(Aljazeera) - Two Syrian bishops who were reportedly kidnapped carrying out humanitarian work in the northern province of Aleppo have been released, according to a Christian association.
SANA news agency said the Syriac Orthodox and Greek Orthodox Archbishops of Aleppo, Yohanna Ibrahim and Paul Yazigi, were seized on Monday in the village of Kfar Dael.
A Syriac member of the opposition Syrian National Coalition, Abdulahad Steifo, said the men had been kidnapped on the road to Aleppo from the rebel-held Bab al Hawa crossing with Turkey.
Al Jazeera's Rula Amin, reporting from Beirut, said the kidnapping "has sent a lot of concern to the Christian community in Aleppo and throughout Syria".
"They are afraid of the rising power among Islamist groups; many [Christians] have left the country as battles raged in the last six months.

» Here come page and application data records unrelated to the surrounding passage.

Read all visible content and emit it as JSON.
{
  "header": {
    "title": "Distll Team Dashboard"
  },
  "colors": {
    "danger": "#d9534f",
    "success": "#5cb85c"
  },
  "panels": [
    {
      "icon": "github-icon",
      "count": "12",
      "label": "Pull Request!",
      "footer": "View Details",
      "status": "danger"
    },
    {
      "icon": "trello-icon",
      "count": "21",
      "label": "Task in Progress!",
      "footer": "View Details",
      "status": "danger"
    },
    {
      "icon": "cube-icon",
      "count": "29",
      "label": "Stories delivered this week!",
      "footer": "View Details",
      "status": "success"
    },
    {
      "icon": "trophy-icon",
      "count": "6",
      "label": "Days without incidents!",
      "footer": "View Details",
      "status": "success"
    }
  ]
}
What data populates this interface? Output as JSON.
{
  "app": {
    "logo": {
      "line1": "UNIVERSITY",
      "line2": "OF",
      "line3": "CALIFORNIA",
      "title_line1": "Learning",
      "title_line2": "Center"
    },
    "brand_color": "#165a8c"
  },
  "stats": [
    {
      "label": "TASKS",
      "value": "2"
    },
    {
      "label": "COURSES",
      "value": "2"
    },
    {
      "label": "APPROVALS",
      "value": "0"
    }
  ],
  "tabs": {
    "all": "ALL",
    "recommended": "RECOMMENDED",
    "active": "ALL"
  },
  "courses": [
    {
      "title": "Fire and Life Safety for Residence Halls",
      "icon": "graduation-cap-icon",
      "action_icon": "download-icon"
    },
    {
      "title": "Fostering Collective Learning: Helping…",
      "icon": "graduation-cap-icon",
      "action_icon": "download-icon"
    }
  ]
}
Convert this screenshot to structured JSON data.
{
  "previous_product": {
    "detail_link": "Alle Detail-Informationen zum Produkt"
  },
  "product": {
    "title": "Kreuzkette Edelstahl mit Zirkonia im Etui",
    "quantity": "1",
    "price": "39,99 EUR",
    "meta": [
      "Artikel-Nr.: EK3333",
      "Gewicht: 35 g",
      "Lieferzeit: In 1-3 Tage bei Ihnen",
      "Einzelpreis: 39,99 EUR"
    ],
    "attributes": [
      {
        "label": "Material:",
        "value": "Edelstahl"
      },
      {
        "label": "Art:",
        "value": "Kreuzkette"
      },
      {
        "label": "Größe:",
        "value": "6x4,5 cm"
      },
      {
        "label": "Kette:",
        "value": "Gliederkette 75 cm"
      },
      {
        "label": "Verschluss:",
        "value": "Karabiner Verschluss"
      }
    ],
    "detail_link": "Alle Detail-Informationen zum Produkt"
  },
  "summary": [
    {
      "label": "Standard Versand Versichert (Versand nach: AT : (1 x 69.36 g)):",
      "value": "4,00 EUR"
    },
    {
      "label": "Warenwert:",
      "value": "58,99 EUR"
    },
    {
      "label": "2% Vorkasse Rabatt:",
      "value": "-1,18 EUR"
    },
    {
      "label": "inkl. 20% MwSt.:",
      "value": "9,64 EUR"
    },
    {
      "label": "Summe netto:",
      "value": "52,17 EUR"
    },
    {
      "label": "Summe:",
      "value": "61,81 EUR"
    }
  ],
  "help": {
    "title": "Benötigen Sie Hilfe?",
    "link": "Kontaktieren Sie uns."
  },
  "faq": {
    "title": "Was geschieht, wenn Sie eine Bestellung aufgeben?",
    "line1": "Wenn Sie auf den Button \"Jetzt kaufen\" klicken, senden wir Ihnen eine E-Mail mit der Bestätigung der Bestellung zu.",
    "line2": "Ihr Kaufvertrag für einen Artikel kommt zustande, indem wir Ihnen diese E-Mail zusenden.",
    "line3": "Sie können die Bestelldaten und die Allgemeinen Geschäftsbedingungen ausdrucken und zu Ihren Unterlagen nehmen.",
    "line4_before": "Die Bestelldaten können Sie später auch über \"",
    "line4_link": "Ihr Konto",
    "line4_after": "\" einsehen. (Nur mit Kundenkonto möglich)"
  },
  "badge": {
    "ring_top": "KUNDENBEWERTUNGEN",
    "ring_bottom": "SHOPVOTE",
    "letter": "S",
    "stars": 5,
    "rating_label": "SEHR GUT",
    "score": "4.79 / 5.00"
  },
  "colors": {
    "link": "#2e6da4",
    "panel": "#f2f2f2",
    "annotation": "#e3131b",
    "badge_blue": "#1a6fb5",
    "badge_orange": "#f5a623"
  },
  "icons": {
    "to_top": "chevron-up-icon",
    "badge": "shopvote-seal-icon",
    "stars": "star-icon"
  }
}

This is just another sign of a deteriorating situation for them."
Several prominent Muslim clerics have been killed in Syria's uprising against President Bashar al-Assad, but the two bishops are the most senior church leaders caught up in the conflict.
Christians make up less than ten per cent of the country's 23 million people and, like other religious minorities, many have been wary of the mainly Sunni Muslim uprising against Assad, whose Alawite sect is an offshoot of the Shia sect.
Fears for their future if the rebels were to end 40 years of Assad dynastic rule, which ensured religious freedom without political rights, have increased with the growing strength of rebels and a pledge of allegiance to al-Qaeda by the hardline Nusra Front rebels two weeks ago.
Steifo said Ibrahim had gone to collect Yazigi from the rebel-held Bab al-Hawa crossing because he had crossed there several times before and was familiar with the route.
The two men were driving to Aleppo when they were kidnapped, he added.
Asked who was behind their abduction, Steifo said: "All probabilities are open."
Last September, Ibrahim said that hundreds of Christian families had fled Aleppo as rebels and soldiers battled for control of the country's biggest city.
"In its modern history Aleppo has not seen such critical and painful times ... Christians have been attacked and kidnapped in monstrous ways and their relatives have paid big sums for their release," he told Reuters.
In the central city of Homs, which saw the heaviest bloodshed earlier this year, he said several churches and Christian centres had been damaged in the fighting.
"Until a few months ago the idea of escaping had not crossed the minds of the Christians, but after the danger worsened it has become the main topic of conversation."